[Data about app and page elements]
=== Section Start ===

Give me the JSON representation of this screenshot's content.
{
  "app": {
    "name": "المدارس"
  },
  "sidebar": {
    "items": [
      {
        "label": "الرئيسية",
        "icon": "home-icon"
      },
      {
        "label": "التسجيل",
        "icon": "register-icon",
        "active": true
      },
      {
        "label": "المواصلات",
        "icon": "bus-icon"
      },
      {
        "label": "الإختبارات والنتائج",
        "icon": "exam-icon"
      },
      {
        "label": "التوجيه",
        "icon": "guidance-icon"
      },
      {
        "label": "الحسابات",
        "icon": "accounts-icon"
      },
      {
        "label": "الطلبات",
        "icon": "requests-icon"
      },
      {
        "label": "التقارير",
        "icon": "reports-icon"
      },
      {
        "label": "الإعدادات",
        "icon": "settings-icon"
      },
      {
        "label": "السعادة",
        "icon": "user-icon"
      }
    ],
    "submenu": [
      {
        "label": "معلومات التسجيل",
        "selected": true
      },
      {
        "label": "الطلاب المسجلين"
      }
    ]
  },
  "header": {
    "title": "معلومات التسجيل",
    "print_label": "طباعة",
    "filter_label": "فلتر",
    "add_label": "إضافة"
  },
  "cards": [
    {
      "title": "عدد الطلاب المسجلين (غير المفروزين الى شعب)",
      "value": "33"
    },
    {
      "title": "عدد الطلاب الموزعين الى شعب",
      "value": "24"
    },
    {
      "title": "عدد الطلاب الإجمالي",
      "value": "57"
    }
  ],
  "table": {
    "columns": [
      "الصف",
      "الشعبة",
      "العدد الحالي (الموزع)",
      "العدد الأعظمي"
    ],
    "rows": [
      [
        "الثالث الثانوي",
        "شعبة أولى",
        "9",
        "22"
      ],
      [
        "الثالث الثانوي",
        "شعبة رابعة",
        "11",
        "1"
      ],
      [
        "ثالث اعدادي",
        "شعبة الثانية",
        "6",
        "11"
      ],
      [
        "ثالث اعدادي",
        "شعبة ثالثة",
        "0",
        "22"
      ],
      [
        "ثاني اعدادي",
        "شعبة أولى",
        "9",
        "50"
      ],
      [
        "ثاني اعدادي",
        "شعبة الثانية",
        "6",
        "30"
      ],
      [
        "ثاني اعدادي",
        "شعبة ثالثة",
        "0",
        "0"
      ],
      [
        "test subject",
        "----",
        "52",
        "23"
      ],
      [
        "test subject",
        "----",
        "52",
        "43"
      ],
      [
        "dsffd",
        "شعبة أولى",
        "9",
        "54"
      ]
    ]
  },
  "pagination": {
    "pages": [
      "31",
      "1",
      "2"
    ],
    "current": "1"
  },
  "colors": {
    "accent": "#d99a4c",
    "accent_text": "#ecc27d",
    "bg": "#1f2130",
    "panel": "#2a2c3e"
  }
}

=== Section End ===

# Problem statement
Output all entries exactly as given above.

# Answer space
Give me the JSON representation of this screenshot's content.
{
  "app": {
    "name": "المدارس"
  },
  "sidebar": {
    "items": [
      {
        "label": "الرئيسية",
        "icon": "home-icon"
      },
      {
        "label": "التسجيل",
        "icon": "register-icon",
        "active": true
      },
      {
        "label": "المواصلات",
        "icon": "bus-icon"
      },
      {
        "label": "الإختبارات والنتائج",
        "icon": "exam-icon"
      },
      {
        "label": "التوجيه",
        "icon": "guidance-icon"
      },
      {
        "label": "الحسابات",
        "icon": "accounts-icon"
      },
      {
        "label": "الطلبات",
        "icon": "requests-icon"
      },
      {
        "label": "التقارير",
        "icon": "reports-icon"
      },
      {
        "label": "الإعدادات",
        "icon": "settings-icon"
      },
      {
        "label": "السعادة",
        "icon": "user-icon"
      }
    ],
    "submenu": [
      {
        "label": "معلومات التسجيل",
        "selected": true
      },
      {
        "label": "الطلاب المسجلين"
      }
    ]
  },
  "header": {
    "title": "معلومات التسجيل",
    "print_label": "طباعة",
    "filter_label": "فلتر",
    "add_label": "إضافة"
  },
  "cards": [
    {
      "title": "عدد الطلاب المسجلين (غير المفروزين الى شعب)",
      "value": "33"
    },
    {
      "title": "عدد الطلاب الموزعين الى شعب",
      "value": "24"
    },
    {
      "title": "عدد الطلاب الإجمالي",
      "value": "57"
    }
  ],
  "table": {
    "columns": [
      "الصف",
      "الشعبة",
      "العدد الحالي (الموزع)",
      "العدد الأعظمي"
    ],
    "rows": [
      [
        "الثالث الثانوي",
        "شعبة أولى",
        "9",
        "22"
      ],
      [
        "الثالث الثانوي",
        "شعبة رابعة",
        "11",
        "1"
      ],
      [
        "ثالث اعدادي",
        "شعبة الثانية",
        "6",
        "11"
      ],
      [
        "ثالث اعدادي",
        "شعبة ثالثة",
        "0",
        "22"
      ],
      [
        "ثاني اعدادي",
        "شعبة أولى",
        "9",
        "50"
      ],
      [
        "ثاني اعدادي",
        "شعبة الثانية",
        "6",
        "30"
      ],
      [
        "ثاني اعدادي",
        "شعبة ثالثة",
        "0",
        "0"
      ],
      [
        "test subject",
        "----",
        "52",
        "23"
      ],
      [
        "test subject",
        "----",
        "52",
        "43"
      ],
      [
        "dsffd",
        "شعبة أولى",
        "9",
        "54"
      ]
    ]
  },
  "pagination": {
    "pages": [
      "31",
      "1",
      "2"
    ],
    "current": "1"
  },
  "colors": {
    "accent": "#d99a4c",
    "accent_text": "#ecc27d",
    "bg": "#1f2130",
    "panel": "#2a2c3e"
  }
}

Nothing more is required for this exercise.